- **Problem requirements**: Reproduce all the data verbatim.

*** Given records

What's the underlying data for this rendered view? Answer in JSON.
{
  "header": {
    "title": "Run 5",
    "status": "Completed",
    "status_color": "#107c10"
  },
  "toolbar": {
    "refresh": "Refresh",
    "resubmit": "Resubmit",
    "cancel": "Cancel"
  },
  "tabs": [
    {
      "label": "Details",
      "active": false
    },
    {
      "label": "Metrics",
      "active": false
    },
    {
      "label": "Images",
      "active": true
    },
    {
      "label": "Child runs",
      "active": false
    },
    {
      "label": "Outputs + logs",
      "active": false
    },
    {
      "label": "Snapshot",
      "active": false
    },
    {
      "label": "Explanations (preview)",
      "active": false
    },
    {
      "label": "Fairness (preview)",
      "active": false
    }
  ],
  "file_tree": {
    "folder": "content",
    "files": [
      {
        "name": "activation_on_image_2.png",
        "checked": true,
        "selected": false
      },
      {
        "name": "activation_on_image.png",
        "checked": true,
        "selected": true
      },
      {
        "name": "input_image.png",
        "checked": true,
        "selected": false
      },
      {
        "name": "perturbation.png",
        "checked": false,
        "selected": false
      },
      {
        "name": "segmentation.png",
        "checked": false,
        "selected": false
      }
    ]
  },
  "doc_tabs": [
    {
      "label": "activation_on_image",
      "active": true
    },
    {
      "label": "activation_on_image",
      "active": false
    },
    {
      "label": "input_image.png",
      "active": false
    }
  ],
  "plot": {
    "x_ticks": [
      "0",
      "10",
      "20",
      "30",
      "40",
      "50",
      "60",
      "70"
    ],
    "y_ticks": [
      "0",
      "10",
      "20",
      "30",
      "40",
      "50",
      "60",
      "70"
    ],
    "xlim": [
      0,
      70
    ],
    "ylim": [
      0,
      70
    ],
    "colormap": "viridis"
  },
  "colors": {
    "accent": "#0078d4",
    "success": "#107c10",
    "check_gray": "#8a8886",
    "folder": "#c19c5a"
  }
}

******

- **Answer**:
What's the underlying data for this rendered view? Answer in JSON.
{
  "header": {
    "title": "Run 5",
    "status": "Completed",
    "status_color": "#107c10"
  },
  "toolbar": {
    "refresh": "Refresh",
    "resubmit": "Resubmit",
    "cancel": "Cancel"
  },
  "tabs": [
    {
      "label": "Details",
      "active": false
    },
    {
      "label": "Metrics",
      "active": false
    },
    {
      "label": "Images",
      "active": true
    },
    {
      "label": "Child runs",
      "active": false
    },
    {
      "label": "Outputs + logs",
      "active": false
    },
    {
      "label": "Snapshot",
      "active": false
    },
    {
      "label": "Explanations (preview)",
      "active": false
    },
    {
      "label": "Fairness (preview)",
      "active": false
    }
  ],
  "file_tree": {
    "folder": "content",
    "files": [
      {
        "name": "activation_on_image_2.png",
        "checked": true,
        "selected": false
      },
      {
        "name": "activation_on_image.png",
        "checked": true,
        "selected": true
      },
      {
        "name": "input_image.png",
        "checked": true,
        "selected": false
      },
      {
        "name": "perturbation.png",
        "checked": false,
        "selected": false
      },
      {
        "name": "segmentation.png",
        "checked": false,
        "selected": false
      }
    ]
  },
  "doc_tabs": [
    {
      "label": "activation_on_image",
      "active": true
    },
    {
      "label": "activation_on_image",
      "active": false
    },
    {
      "label": "input_image.png",
      "active": false
    }
  ],
  "plot": {
    "x_ticks": [
      "0",
      "10",
      "20",
      "30",
      "40",
      "50",
      "60",
      "70"
    ],
    "y_ticks": [
      "0",
      "10",
      "20",
      "30",
      "40",
      "50",
      "60",
      "70"
    ],
    "xlim": [
      0,
      70
    ],
    "ylim": [
      0,
      70
    ],
    "colormap": "viridis"
  },
  "colors": {
    "accent": "#0078d4",
    "success": "#107c10",
    "check_gray": "#8a8886",
    "folder": "#c19c5a"
  }
}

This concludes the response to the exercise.